Marijuana can alter the way one processes their emotions, according to a new study. Colorado State University researchers found that pot can affect users’ ability to recognize, process and “empathize with human emotions.”

The study, published Monday in the journal PLOS ONE, looked at the brain activities of 70 participants over the course of two years. Researchers classified participants based on whether they considered themselves chronic, moderate or nonusers of marijuana. 

“We tried to see if our simple emotion-processing paradigm could be applied to people who use cannabis, because we wanted to see if there was a difference,” said Lucy Troup, lead researcher and assistant professor of psychology at Colorado State University in Fort Collins. “That’s how it all started.”

Troup and her team analyzed participants’ brains using an electroencephalogram (EEG), which shows the electrical activity of the brain. While each participant was hooked up to an EEG, they were shown photos depicting various facial expressions. Cannabis users demonstrated a greater response to faces showing negative expressions, such as anger, when compared to participants who did not use cannabis. The study also revealed that cannabis users were less responsive to happy faces.

“We’re not taking a pro or anti stance; but we just want to know, what does it do? It’s really about making sense of it,” Troup said in a statement.

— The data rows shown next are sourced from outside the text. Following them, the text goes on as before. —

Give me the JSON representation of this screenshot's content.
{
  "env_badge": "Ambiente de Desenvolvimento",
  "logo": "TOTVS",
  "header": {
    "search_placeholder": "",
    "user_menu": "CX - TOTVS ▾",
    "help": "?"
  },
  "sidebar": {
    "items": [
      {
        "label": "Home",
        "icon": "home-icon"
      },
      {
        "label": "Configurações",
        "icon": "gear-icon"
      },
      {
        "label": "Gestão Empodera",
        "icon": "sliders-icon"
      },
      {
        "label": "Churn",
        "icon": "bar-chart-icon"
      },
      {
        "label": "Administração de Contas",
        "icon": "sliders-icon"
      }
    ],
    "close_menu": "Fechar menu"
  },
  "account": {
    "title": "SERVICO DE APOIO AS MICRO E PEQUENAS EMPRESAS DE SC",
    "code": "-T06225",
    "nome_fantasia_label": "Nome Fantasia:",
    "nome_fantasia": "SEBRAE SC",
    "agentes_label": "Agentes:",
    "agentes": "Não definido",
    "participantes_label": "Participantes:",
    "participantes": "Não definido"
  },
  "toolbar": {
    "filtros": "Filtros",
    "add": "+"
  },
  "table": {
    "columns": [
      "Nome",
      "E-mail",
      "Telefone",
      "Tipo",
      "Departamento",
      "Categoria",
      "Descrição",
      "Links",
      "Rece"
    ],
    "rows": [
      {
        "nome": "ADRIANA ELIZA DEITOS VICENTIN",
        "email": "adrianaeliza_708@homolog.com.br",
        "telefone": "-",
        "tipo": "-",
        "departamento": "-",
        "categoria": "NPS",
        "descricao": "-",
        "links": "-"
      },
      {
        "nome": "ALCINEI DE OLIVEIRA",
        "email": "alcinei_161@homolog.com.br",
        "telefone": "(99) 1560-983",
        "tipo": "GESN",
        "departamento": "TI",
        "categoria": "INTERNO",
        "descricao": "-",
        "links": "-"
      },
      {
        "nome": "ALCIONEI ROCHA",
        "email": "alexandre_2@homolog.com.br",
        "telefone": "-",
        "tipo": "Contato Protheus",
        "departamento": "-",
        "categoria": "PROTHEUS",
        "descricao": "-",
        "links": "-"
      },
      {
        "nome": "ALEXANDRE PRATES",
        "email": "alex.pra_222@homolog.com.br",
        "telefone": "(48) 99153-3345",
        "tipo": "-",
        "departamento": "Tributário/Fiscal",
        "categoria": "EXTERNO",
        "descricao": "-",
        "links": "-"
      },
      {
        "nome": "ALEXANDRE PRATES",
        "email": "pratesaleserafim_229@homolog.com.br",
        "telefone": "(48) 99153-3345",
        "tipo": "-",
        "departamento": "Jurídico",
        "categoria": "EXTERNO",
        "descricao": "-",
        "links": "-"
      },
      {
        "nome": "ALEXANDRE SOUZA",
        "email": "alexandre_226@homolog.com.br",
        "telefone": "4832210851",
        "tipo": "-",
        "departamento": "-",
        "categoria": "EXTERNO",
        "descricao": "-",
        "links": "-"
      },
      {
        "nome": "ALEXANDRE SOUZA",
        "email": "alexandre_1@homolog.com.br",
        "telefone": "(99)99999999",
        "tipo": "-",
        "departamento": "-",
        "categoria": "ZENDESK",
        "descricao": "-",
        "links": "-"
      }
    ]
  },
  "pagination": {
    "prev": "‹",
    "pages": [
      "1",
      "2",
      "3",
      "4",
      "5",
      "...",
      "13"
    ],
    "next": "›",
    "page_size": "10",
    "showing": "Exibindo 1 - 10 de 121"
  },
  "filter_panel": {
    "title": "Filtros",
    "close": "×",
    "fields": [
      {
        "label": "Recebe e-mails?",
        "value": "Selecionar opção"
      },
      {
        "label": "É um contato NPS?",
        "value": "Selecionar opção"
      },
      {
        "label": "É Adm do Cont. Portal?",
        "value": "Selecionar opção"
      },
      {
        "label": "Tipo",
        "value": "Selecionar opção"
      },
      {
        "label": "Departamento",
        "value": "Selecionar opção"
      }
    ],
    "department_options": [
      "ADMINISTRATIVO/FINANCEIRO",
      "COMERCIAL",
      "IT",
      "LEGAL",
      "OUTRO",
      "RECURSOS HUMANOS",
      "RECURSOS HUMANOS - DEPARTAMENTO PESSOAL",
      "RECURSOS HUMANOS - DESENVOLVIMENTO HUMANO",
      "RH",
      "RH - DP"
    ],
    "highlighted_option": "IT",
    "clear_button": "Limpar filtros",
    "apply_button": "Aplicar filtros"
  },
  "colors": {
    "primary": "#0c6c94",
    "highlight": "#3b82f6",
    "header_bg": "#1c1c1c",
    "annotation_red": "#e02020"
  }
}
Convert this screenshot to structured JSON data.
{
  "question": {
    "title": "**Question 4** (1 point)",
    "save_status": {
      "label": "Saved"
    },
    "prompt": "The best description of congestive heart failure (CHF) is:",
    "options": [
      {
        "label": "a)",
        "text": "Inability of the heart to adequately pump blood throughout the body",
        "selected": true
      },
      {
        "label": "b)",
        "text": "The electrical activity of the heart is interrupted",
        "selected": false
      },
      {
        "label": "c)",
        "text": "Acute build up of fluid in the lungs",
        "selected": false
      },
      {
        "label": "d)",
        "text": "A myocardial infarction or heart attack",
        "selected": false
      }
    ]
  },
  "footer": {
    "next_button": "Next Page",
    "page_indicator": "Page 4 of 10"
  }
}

Recreational marijuana sales began in Colorado the same year the study was launched. Colorado is among the four states, in addition to Washington, D.C., that have legalized marijuana entirely.